◆ Task goal
Reproduce all entries verbatim, with nothing added or dropped.

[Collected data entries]
_ _ _
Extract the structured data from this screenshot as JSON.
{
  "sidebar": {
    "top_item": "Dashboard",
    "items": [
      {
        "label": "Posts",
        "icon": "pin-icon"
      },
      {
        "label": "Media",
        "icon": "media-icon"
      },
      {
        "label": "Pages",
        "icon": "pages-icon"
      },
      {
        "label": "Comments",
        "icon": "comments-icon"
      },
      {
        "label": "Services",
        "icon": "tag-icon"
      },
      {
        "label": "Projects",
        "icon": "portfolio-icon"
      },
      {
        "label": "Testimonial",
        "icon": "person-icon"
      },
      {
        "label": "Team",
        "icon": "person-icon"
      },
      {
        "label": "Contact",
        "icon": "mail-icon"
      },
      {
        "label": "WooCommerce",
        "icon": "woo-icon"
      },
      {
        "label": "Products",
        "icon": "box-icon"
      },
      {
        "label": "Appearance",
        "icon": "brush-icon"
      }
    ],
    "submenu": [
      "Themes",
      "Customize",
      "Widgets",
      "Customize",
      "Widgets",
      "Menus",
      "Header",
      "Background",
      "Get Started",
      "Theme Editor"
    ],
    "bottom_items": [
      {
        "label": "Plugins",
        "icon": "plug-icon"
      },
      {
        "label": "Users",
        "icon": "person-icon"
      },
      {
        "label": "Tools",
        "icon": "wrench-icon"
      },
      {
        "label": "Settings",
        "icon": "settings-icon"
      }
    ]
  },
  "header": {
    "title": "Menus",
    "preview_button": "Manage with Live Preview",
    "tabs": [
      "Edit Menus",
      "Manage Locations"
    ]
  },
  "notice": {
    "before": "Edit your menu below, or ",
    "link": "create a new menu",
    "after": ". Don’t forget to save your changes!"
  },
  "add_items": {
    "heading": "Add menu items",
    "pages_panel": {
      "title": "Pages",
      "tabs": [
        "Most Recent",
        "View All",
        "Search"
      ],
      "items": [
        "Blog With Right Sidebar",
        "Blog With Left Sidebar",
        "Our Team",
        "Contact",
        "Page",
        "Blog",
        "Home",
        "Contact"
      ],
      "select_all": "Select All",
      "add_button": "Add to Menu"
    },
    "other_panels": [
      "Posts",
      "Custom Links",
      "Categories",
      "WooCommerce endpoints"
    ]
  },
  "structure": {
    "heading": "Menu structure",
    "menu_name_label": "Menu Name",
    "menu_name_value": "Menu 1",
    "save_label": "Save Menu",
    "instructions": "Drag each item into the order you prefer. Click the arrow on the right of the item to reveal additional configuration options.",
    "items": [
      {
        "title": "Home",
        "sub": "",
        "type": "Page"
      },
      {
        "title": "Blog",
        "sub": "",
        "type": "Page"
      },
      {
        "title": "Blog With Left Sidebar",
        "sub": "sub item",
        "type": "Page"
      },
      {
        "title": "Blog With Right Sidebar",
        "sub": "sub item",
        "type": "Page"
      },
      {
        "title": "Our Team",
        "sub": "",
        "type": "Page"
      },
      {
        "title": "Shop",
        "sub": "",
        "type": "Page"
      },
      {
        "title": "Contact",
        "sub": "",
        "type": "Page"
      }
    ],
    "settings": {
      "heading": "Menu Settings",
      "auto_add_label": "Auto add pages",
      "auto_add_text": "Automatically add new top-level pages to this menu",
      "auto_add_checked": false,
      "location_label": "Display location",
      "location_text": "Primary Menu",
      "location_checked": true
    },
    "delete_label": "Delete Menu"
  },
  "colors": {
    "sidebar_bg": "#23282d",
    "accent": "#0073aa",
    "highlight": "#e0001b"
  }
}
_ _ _
◆ Answer to this problem
Extract the structured data from this screenshot as JSON.
{
  "sidebar": {
    "top_item": "Dashboard",
    "items": [
      {
        "label": "Posts",
        "icon": "pin-icon"
      },
      {
        "label": "Media",
        "icon": "media-icon"
      },
      {
        "label": "Pages",
        "icon": "pages-icon"
      },
      {
        "label": "Comments",
        "icon": "comments-icon"
      },
      {
        "label": "Services",
        "icon": "tag-icon"
      },
      {
        "label": "Projects",
        "icon": "portfolio-icon"
      },
      {
        "label": "Testimonial",
        "icon": "person-icon"
      },
      {
        "label": "Team",
        "icon": "person-icon"
      },
      {
        "label": "Contact",
        "icon": "mail-icon"
      },
      {
        "label": "WooCommerce",
        "icon": "woo-icon"
      },
      {
        "label": "Products",
        "icon": "box-icon"
      },
      {
        "label": "Appearance",
        "icon": "brush-icon"
      }
    ],
    "submenu": [
      "Themes",
      "Customize",
      "Widgets",
      "Customize",
      "Widgets",
      "Menus",
      "Header",
      "Background",
      "Get Started",
      "Theme Editor"
    ],
    "bottom_items": [
      {
        "label": "Plugins",
        "icon": "plug-icon"
      },
      {
        "label": "Users",
        "icon": "person-icon"
      },
      {
        "label": "Tools",
        "icon": "wrench-icon"
      },
      {
        "label": "Settings",
        "icon": "settings-icon"
      }
    ]
  },
  "header": {
    "title": "Menus",
    "preview_button": "Manage with Live Preview",
    "tabs": [
      "Edit Menus",
      "Manage Locations"
    ]
  },
  "notice": {
    "before": "Edit your menu below, or ",
    "link": "create a new menu",
    "after": ". Don’t forget to save your changes!"
  },
  "add_items": {
    "heading": "Add menu items",
    "pages_panel": {
      "title": "Pages",
      "tabs": [
        "Most Recent",
        "View All",
        "Search"
      ],
      "items": [
        "Blog With Right Sidebar",
        "Blog With Left Sidebar",
        "Our Team",
        "Contact",
        "Page",
        "Blog",
        "Home",
        "Contact"
      ],
      "select_all": "Select All",
      "add_button": "Add to Menu"
    },
    "other_panels": [
      "Posts",
      "Custom Links",
      "Categories",
      "WooCommerce endpoints"
    ]
  },
  "structure": {
    "heading": "Menu structure",
    "menu_name_label": "Menu Name",
    "menu_name_value": "Menu 1",
    "save_label": "Save Menu",
    "instructions": "Drag each item into the order you prefer. Click the arrow on the right of the item to reveal additional configuration options.",
    "items": [
      {
        "title": "Home",
        "sub": "",
        "type": "Page"
      },
      {
        "title": "Blog",
        "sub": "",
        "type": "Page"
      },
      {
        "title": "Blog With Left Sidebar",
        "sub": "sub item",
        "type": "Page"
      },
      {
        "title": "Blog With Right Sidebar",
        "sub": "sub item",
        "type": "Page"
      },
      {
        "title": "Our Team",
        "sub": "",
        "type": "Page"
      },
      {
        "title": "Shop",
        "sub": "",
        "type": "Page"
      },
      {
        "title": "Contact",
        "sub": "",
        "type": "Page"
      }
    ],
    "settings": {
      "heading": "Menu Settings",
      "auto_add_label": "Auto add pages",
      "auto_add_text": "Automatically add new top-level pages to this menu",
      "auto_add_checked": false,
      "location_label": "Display location",
      "location_text": "Primary Menu",
      "location_checked": true
    },
    "delete_label": "Delete Menu"
  },
  "colors": {
    "sidebar_bg": "#23282d",
    "accent": "#0073aa",
    "highlight": "#e0001b"
  }
}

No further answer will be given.